|International Classification||H01L27/06, H01L21/8249, H01L29/73, H01L27/07, H01L21/331|
|Cooperative Classification||H01L27/0711, H01L27/0623, H01L21/8249|
|European Classification||H01L21/8249, H01L27/06D4T, H01L27/07F2|
|Dec 21, 1988||AS||Assignment|
Owner name: INTERNATIONAL BUSINESS MACHINES CORPORATION, ARMON

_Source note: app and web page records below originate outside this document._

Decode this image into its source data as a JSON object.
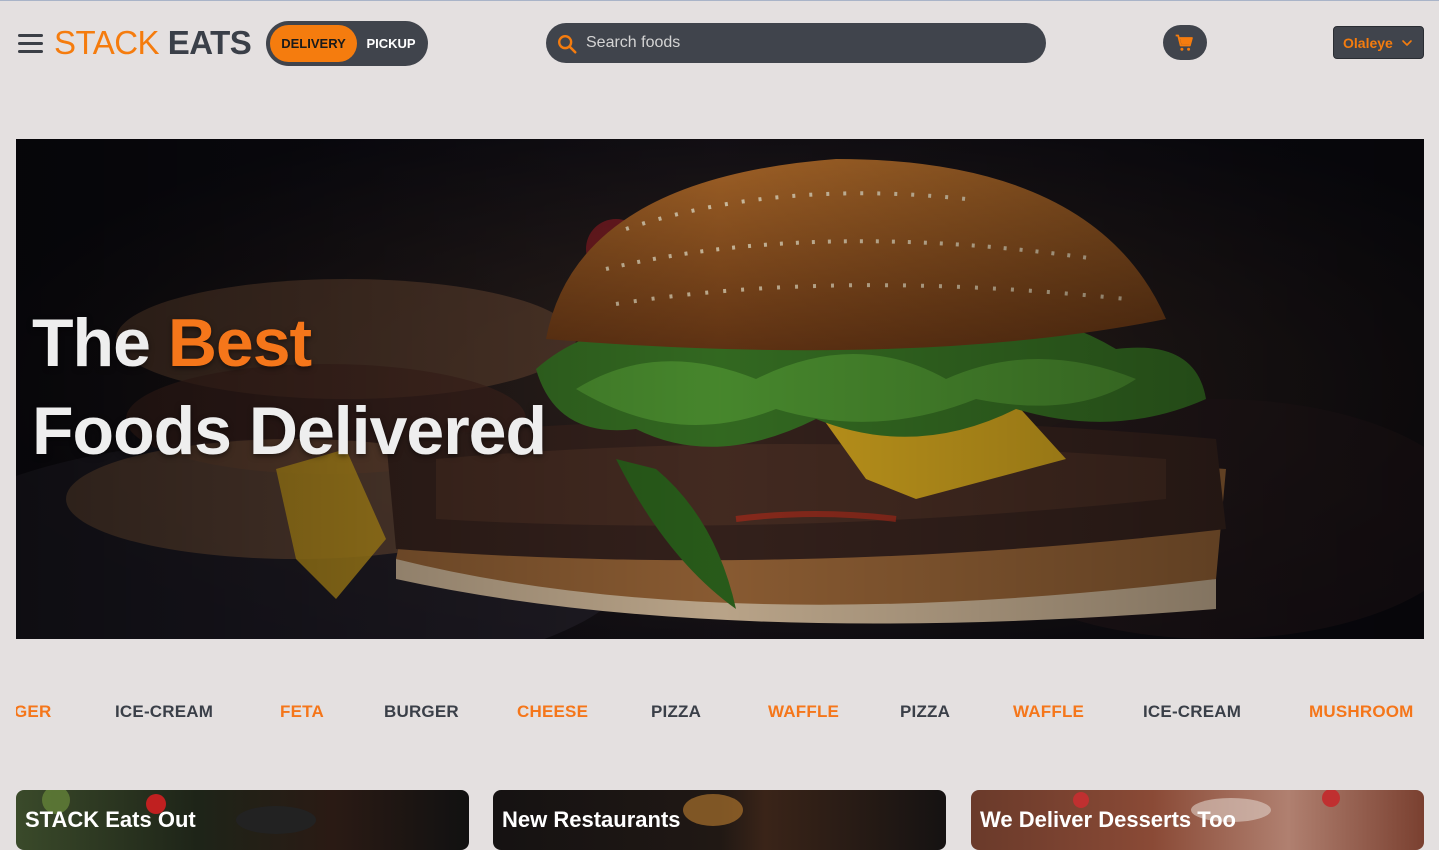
{
  "header": {
    "logo_part1": "STACK",
    "logo_part2": "EATS",
    "mode_active": "DELIVERY",
    "mode_inactive": "PICKUP",
    "search_placeholder": "Search foods",
    "user_name": "Olaleye"
  },
  "hero": {
    "title_part1": "The",
    "title_accent": "Best",
    "title_line2": "Foods Delivered"
  },
  "ticker": [
    {
      "label": "GER",
      "tone": "orange"
    },
    {
      "label": "ICE-CREAM",
      "tone": "gray"
    },
    {
      "label": "FETA",
      "tone": "orange"
    },
    {
      "label": "BURGER",
      "tone": "gray"
    },
    {
      "label": "CHEESE",
      "tone": "orange"
    },
    {
      "label": "PIZZA",
      "tone": "gray"
    },
    {
      "label": "WAFFLE",
      "tone": "orange"
    },
    {
      "label": "PIZZA",
      "tone": "gray"
    },
    {
      "label": "WAFFLE",
      "tone": "orange"
    },
    {
      "label": "ICE-CREAM",
      "tone": "gray"
    },
    {
      "label": "MUSHROOM",
      "tone": "orange"
    }
  ],
  "cards": [
    {
      "title": "STACK Eats Out"
    },
    {
      "title": "New Restaurants"
    },
    {
      "title": "We Deliver Desserts Too"
    }
  ],
  "colors": {
    "accent": "#f57c0e",
    "dark": "#40444c",
    "background": "#e4e0e0"
  },
  "icons": [
    "hamburger-menu-icon",
    "search-icon",
    "cart-icon",
    "chevron-down-icon"
  ]
}
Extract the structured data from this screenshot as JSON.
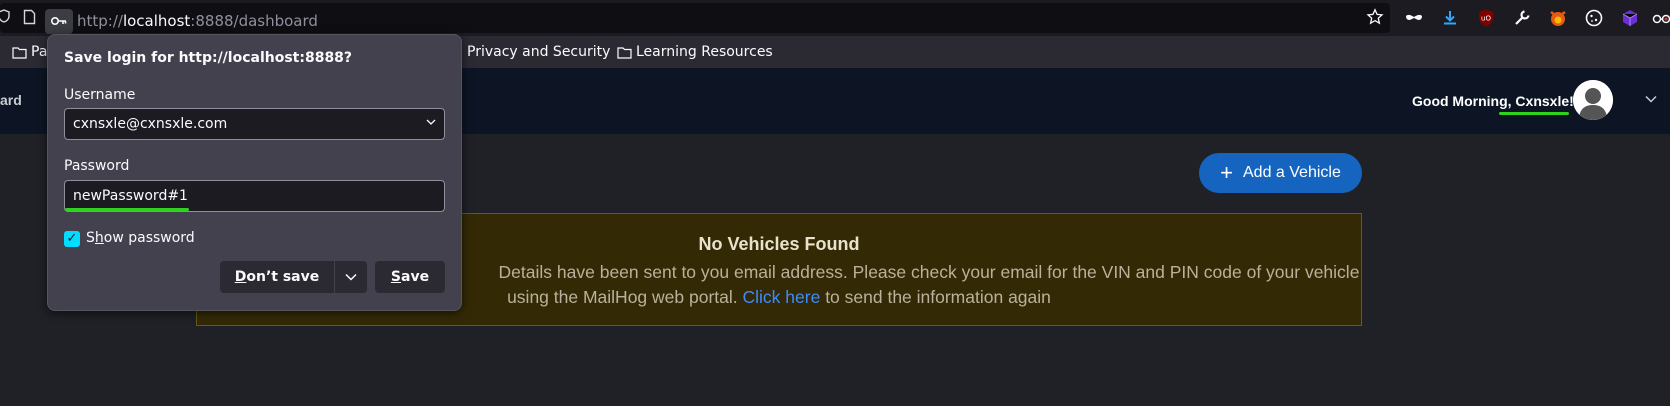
{
  "browser": {
    "url_prefix": "http://",
    "url_host": "localhost",
    "url_path": ":8888/dashboard",
    "bookmarks": [
      {
        "label": "Pa"
      },
      {
        "label": "Privacy and Security"
      },
      {
        "label": "Learning Resources"
      }
    ],
    "extensions": [
      "incognito-mask-icon",
      "download-icon",
      "ublock-icon",
      "wrench-icon",
      "firefox-fox-icon",
      "cookie-icon",
      "purple-cube-icon",
      "glasses-icon"
    ]
  },
  "app": {
    "nav_left_text": "ard",
    "greeting": "Good Morning, Cxnsxle!",
    "add_vehicle_label": "Add a Vehicle",
    "alert": {
      "title": "No Vehicles Found",
      "line1": "Details have been sent to you email address. Please check your email for the VIN and PIN code of your vehicle",
      "line2_before": "using the MailHog web portal.",
      "link_text": "Click here",
      "line2_after": "to send the information again"
    }
  },
  "doorhanger": {
    "title": "Save login for http://localhost:8888?",
    "username_label": "Username",
    "username_value": "cxnsxle@cxnsxle.com",
    "password_label": "Password",
    "password_value": "newPassword#1",
    "show_password_pre": "S",
    "show_password_accel": "h",
    "show_password_post": "ow password",
    "show_password_checked": true,
    "dont_save_accel": "D",
    "dont_save_rest": "on’t save",
    "save_accel": "S",
    "save_rest": "ave"
  },
  "colors": {
    "accent_green": "#2fd21e",
    "primary_button": "#1565c0",
    "alert_background": "#332a05",
    "link": "#3d8bfd"
  }
}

Free format text: ASSIGNMENT OF ASSIGNORS INTEREST.;ASSIGNORS:OGURA, SEIKI;ROVEDO, NIVO;REEL/FRAME:004999/0150
Effective date: 19881221
Owner name: INTERNATIONAL BUSINESS MACHINES CORPORATION, NEW Y
Free format text: ASSIGNMENT OF ASSIGNORS INTEREST;ASSIGNORS:OGURA, SEIKI;ROVEDO, NIVO;REEL/FRAME:004999/0150
Effective date: 19881221
|Aug 28, 1990||CC||Certificate of correction|
|Sep 30, 1992||FPAY||Fee payment|
Year of fee payment: 4
|Sep 25, 1996||FPAY||Fee payment|
Year of fee payment: 8
|Apr 10, 2001||REMI||Maintenance fee reminder mailed|
|Sep 16, 2001||LAPS||Lapse for failure to pay maintenance fees|
|Nov 20, 2001||FP||Expired due to failure to pay maintenance fee|
Effective date: 20010919